We are in the second part of our series with the wonderful Julie Barton. In our previous episode, we talked about Julie’s childhood memories and her path to becoming a New York Times bestselling author with her book, Dog Medicine: How My Dog Saved Me from Myself. Today, we explore what it feels like to […]

READ MORE

We have a two-part series conversation with Julie Barton, a New York Times best-selling author of the book, Dog Medicine: How My Dog Saved Me from Myself. Her book is about her lifelong battle with depression and how it unravels an intricate family dynamic. In this first part, she brings into grasp the destructive power of depression […]

recent posts

READ MORE

Sugar Taylor - About Your mother Podcast

In today’s episode of About Your Mother, we speak with Sugar Taylor, a woman who exudes a ray of light. Sugar is a self-taught creative dynamo. She is a person who has battled anxiety and depression throughout her life and uses her creative energy as a means of healing. Her zest of life, spirit, resourcefulness, and […]

READ MORE

003 A Personal Breakthrough Inspired Sandra to Build a Business Helping Others To Be Unshakable | Sandra Possing

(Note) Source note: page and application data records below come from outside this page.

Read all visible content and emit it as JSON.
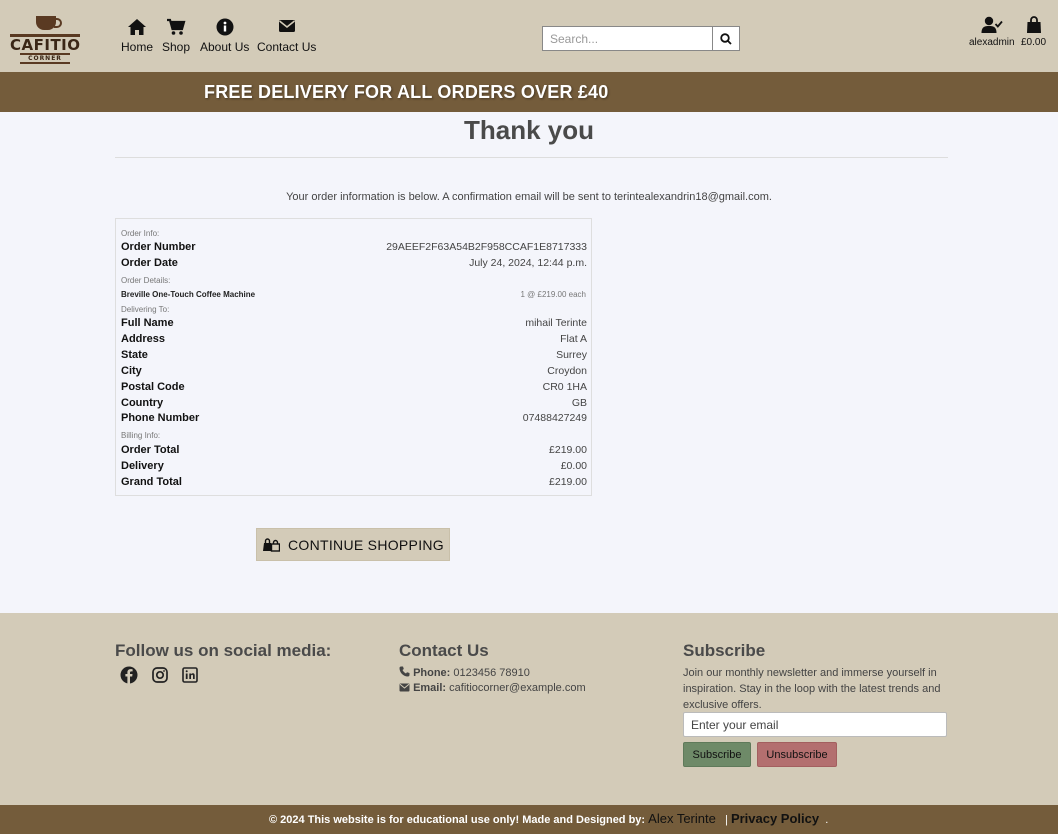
{
  "header": {
    "logo_text": "CAFITIO",
    "logo_sub": "CORNER",
    "nav": [
      {
        "label": "Home",
        "icon": "home-icon"
      },
      {
        "label": "Shop",
        "icon": "cart-icon"
      },
      {
        "label": "About Us",
        "icon": "info-icon"
      },
      {
        "label": "Contact Us",
        "icon": "envelope-icon"
      }
    ],
    "search_placeholder": "Search...",
    "account_label": "alexadmin",
    "bag_total": "£0.00"
  },
  "banner": {
    "text": "FREE DELIVERY FOR ALL ORDERS OVER £40"
  },
  "main": {
    "title": "Thank you",
    "intro": "Your order information is below. A confirmation email will be sent to terintealexandrin18@gmail.com.",
    "order": {
      "info_label": "Order Info:",
      "order_number_label": "Order Number",
      "order_number": "29AEEF2F63A54B2F958CCAF1E8717333",
      "order_date_label": "Order Date",
      "order_date": "July 24, 2024, 12:44 p.m.",
      "details_label": "Order Details:",
      "item_name": "Breville One-Touch Coffee Machine",
      "item_qty": "1 @ £219.00 each",
      "delivering_label": "Delivering To:",
      "full_name_label": "Full Name",
      "full_name": "mihail Terinte",
      "address_label": "Address",
      "address": "Flat A",
      "state_label": "State",
      "state": "Surrey",
      "city_label": "City",
      "city": "Croydon",
      "postcode_label": "Postal Code",
      "postcode": "CR0 1HA",
      "country_label": "Country",
      "country": "GB",
      "phone_label": "Phone Number",
      "phone": "07488427249",
      "billing_label": "Billing Info:",
      "order_total_label": "Order Total",
      "order_total": "£219.00",
      "delivery_label": "Delivery",
      "delivery": "£0.00",
      "grand_total_label": "Grand Total",
      "grand_total": "£219.00"
    },
    "continue_label": "CONTINUE SHOPPING"
  },
  "footer": {
    "social_title": "Follow us on social media:",
    "social_icons": [
      "facebook-icon",
      "instagram-icon",
      "linkedin-icon"
    ],
    "contact_title": "Contact Us",
    "phone_label": "Phone:",
    "phone": "0123456 78910",
    "email_label": "Email:",
    "email": "cafitiocorner@example.com",
    "subscribe_title": "Subscribe",
    "subscribe_text": "Join our monthly newsletter and immerse yourself in inspiration. Stay in the loop with the latest trends and exclusive offers.",
    "email_placeholder": "Enter your email",
    "subscribe_btn": "Subscribe",
    "unsubscribe_btn": "Unsubscribe",
    "copyright": "© 2024 This website is for educational use only! Made and Designed by:",
    "author": "Alex Terinte",
    "separator": "|",
    "privacy": "Privacy Policy",
    "end": "."
  },
  "colors": {
    "header_bg": "#d3cbb8",
    "banner_bg": "#745c3b",
    "page_bg": "#f4f5fb",
    "subscribe_green": "#6e8a68",
    "unsubscribe_red": "#b36f6f"
  }
}
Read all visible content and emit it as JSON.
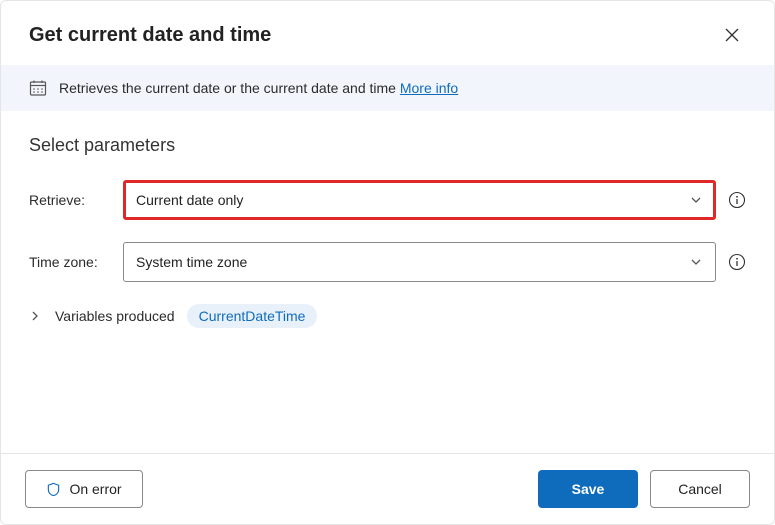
{
  "header": {
    "title": "Get current date and time"
  },
  "subtitle": {
    "text": "Retrieves the current date or the current date and time",
    "more_info": "More info"
  },
  "section": {
    "heading": "Select parameters"
  },
  "params": {
    "retrieve": {
      "label": "Retrieve:",
      "value": "Current date only"
    },
    "timezone": {
      "label": "Time zone:",
      "value": "System time zone"
    }
  },
  "variables": {
    "label": "Variables produced",
    "pill": "CurrentDateTime"
  },
  "footer": {
    "on_error": "On error",
    "save": "Save",
    "cancel": "Cancel"
  }
}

In the third episode of About Your Mother, our guest, speaker, and mindset coach, Sandra Possing talks about how building an Unshakeable Foundation and unleashing their inner badass empowers a woman. They also discussed in this episode, Sandra’s openness about her past and how it shaped her career path. Pay special attention to the part […]

READ MORE

002 My Mother Inspired Me to Build Platforms to Empower Women and Girls | Lauri Levenfeld:

Our next guest for About Your Mother is Lauri Levenfeld. She is a playful spirit and has a never-ending commitment to the female voice. Jennifer and Lauri collaborated together in the past on projects, but most recently, Lauri debuted an award-winning film called Mad World. Using her distinctive eye and straightforward and real words, she […]

recent posts

READ MORE

000 Welcome to the Podcast - About Your Mother

Welcome to our new podcast – About Your Mother, Where Your Story Begins. Host Jennifer Griffith is on a mission to celebrate and examine one of the most powerful and influential relationships in our lives: our relationship with our mother. The Power of Storytelling Each month, join Jennifer as she converses with compelling guests. She […]

READ MORE

FOLLOW ALONG @BYJENNIFERGRIFFITH